Segment Start: Task data

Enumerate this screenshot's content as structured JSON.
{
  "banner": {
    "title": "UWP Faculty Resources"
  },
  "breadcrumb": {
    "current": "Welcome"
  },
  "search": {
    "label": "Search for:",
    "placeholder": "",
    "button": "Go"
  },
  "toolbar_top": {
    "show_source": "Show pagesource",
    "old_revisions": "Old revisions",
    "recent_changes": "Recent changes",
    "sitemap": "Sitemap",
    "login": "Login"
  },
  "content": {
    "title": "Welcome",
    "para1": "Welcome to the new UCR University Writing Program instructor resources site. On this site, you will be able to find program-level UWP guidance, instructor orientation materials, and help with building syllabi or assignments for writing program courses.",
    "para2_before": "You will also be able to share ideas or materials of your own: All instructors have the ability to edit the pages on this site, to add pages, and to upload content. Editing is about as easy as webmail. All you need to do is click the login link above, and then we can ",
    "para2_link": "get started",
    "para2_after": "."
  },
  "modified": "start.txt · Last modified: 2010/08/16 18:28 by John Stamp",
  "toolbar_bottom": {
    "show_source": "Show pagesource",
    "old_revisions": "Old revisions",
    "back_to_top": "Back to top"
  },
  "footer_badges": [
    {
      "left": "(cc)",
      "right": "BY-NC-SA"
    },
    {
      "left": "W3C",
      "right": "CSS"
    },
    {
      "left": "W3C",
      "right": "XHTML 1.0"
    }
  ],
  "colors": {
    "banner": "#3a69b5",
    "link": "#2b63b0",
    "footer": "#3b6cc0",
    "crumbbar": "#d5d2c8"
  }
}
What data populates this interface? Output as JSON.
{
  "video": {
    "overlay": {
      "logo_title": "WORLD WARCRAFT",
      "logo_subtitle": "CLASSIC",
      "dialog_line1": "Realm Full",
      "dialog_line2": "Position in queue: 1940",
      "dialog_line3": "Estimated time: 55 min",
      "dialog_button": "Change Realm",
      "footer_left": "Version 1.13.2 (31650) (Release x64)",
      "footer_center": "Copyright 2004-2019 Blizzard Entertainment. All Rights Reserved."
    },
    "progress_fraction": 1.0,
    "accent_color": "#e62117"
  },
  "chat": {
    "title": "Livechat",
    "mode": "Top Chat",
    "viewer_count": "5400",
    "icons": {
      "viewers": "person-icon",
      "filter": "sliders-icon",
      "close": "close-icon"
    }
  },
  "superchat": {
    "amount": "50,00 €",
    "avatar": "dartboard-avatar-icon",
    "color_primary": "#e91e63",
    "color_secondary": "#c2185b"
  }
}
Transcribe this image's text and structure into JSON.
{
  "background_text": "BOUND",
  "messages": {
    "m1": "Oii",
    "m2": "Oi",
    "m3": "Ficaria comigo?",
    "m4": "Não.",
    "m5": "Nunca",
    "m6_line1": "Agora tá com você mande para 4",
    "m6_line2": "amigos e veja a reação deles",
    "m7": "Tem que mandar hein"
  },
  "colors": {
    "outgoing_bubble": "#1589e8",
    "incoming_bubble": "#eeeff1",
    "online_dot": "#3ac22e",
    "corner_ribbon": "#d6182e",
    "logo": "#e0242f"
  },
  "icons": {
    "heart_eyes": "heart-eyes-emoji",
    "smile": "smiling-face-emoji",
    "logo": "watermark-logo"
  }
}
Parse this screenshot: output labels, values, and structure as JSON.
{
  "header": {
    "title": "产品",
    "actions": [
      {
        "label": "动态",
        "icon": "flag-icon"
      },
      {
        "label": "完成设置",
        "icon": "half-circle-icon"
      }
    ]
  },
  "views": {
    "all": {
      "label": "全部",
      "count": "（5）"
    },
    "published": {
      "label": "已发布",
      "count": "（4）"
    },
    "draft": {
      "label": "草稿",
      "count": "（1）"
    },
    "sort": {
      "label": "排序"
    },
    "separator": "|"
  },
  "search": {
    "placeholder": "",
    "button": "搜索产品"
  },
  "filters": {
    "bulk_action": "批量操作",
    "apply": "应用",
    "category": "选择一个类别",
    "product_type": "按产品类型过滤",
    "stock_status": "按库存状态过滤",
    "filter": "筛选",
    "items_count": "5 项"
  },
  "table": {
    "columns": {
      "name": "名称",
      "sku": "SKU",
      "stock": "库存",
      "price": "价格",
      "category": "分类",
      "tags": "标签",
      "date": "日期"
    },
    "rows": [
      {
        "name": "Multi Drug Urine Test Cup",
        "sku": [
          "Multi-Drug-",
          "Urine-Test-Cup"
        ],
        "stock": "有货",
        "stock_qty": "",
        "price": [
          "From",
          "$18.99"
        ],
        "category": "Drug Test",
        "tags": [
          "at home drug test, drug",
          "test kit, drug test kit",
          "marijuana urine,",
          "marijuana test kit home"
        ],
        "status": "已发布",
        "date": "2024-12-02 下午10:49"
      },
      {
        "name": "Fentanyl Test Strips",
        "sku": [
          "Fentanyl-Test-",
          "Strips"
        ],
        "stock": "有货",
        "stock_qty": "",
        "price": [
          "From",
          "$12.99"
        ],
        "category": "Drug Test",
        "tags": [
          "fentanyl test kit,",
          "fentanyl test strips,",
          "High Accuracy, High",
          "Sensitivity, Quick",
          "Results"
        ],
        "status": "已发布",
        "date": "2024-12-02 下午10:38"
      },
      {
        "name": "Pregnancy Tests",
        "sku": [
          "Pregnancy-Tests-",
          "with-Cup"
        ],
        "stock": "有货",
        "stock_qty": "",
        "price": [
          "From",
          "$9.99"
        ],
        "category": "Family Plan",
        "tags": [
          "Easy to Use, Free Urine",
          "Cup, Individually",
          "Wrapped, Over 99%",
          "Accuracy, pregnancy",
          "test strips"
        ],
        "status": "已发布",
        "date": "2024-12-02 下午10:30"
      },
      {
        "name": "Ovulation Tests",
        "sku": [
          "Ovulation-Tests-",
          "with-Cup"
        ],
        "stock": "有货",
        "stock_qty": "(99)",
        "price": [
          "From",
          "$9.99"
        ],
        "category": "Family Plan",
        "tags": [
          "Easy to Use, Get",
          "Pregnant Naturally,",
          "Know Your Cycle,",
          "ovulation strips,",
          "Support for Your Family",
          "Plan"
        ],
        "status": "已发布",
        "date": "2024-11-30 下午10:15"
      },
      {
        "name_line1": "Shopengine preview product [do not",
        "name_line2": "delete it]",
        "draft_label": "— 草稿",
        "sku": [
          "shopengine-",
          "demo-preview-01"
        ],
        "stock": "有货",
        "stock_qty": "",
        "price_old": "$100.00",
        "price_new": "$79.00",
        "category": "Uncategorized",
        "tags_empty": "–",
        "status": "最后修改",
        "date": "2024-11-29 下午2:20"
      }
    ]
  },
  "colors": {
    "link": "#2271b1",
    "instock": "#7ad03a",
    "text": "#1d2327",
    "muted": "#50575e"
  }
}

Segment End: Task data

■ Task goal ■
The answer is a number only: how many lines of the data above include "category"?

■ Output of the exercise ■
7